Holistic Health

Hot Flashes: WebMD, why is there no option for “Never”?

While reading an article on WebMD, a dialogue box popped up asking me if I would be willing to participate in a survey.  Normally, I click, “No thanks” and proceed with my original task.  This time I decided to give it a go since the survey would only take 5 minutes to complete.  So, I began answering basic demographic info such as my age and sex.  Given my responses, the survey began to ask me about my menses status.  I selected the option, “post-menopause”.

The next question asked me how long I have experienced hot flashes.  The options from which I could choose started with “less than 6 months”.  There was no option for “Never”. What’s up with that?

Why does the team at WebMD assume I have had hot flashes?  I offer an answer to my own question for which I have no proof (give me a few days and I will): the medical community assumes perimenopause and menopause will not go smoothly and that a woman in this phase of her life will experience symptoms.

To play nice, I selected the response, “less than 6 months”.  The next question asked me to describe the severity of the hot flashes I experienced.  At this point, I closed the survey.  I was not going to play this game of manipulative surveying techniques.  This survey had a blatant bias.

Had I continued to answer the questions of this survey, who knows how my inaccurate data would have been used by WebMD?  I suspect they would use it to share statistics with the general public regarding the incidence and severity of hot flashes in post-menopausal women.  Such a publication would continue to perpetuate the fallacy that all women will experience an undesired symptom(s) while making the transition from menses to menopause.

Based on the clinical trials, epidemiological studies, and other research conducted across the globe that I’ve read over the last 20 years, symptoms are NOT a given during perimenopause and menopause.  The average American woman’s experience is not necessarily the experience of women in other parts of the world.

I won’t attempt to guess the game WebMD is playing with this survey.  I’ll use this survey as the impetus to write a series of posts about the realities of what to expect in perimenopause, menopause, and post-menopause.  I’ll back up what I write with validated science.  Stay tuned.

If you have a specific nutrition question pertaining to perimenopause or menopause, please post it in the comments.  I’ll do my best to provide an answer.

To your health,



1 thought on “Hot Flashes: WebMD, why is there no option for “Never”?”

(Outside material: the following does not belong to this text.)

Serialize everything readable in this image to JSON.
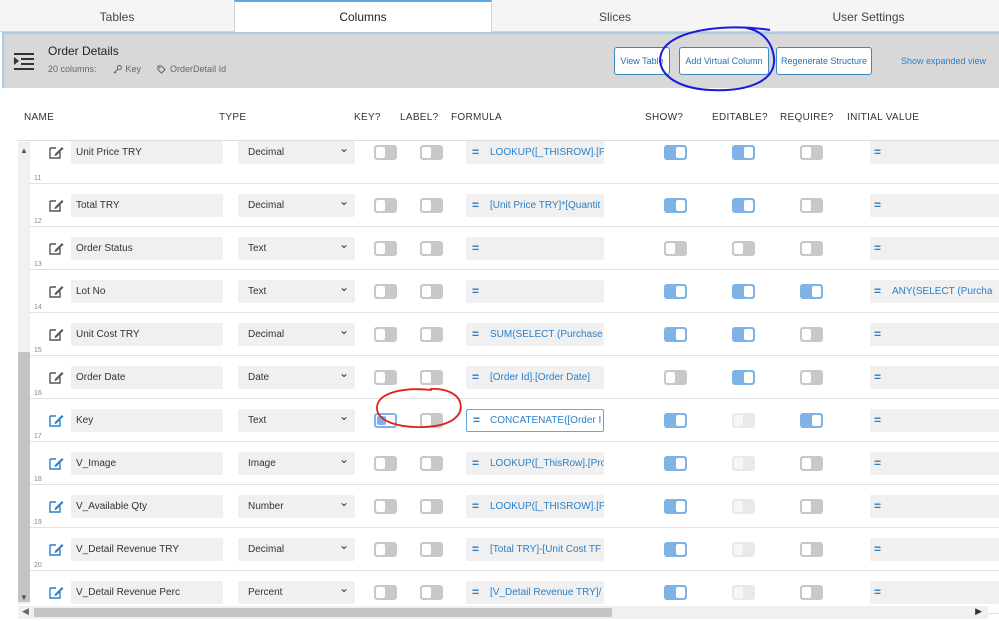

  1. Update: this survey prompted me to make my thesis all about what’s really going on in menopause and the role nutrition plays in a graceful (e.g., symptomless) transition. I’ll be publishing my thesis in the fall of 2018. Stay tuned. As a subscriber to my blog, you’ll receive an advanced copy of the final write up.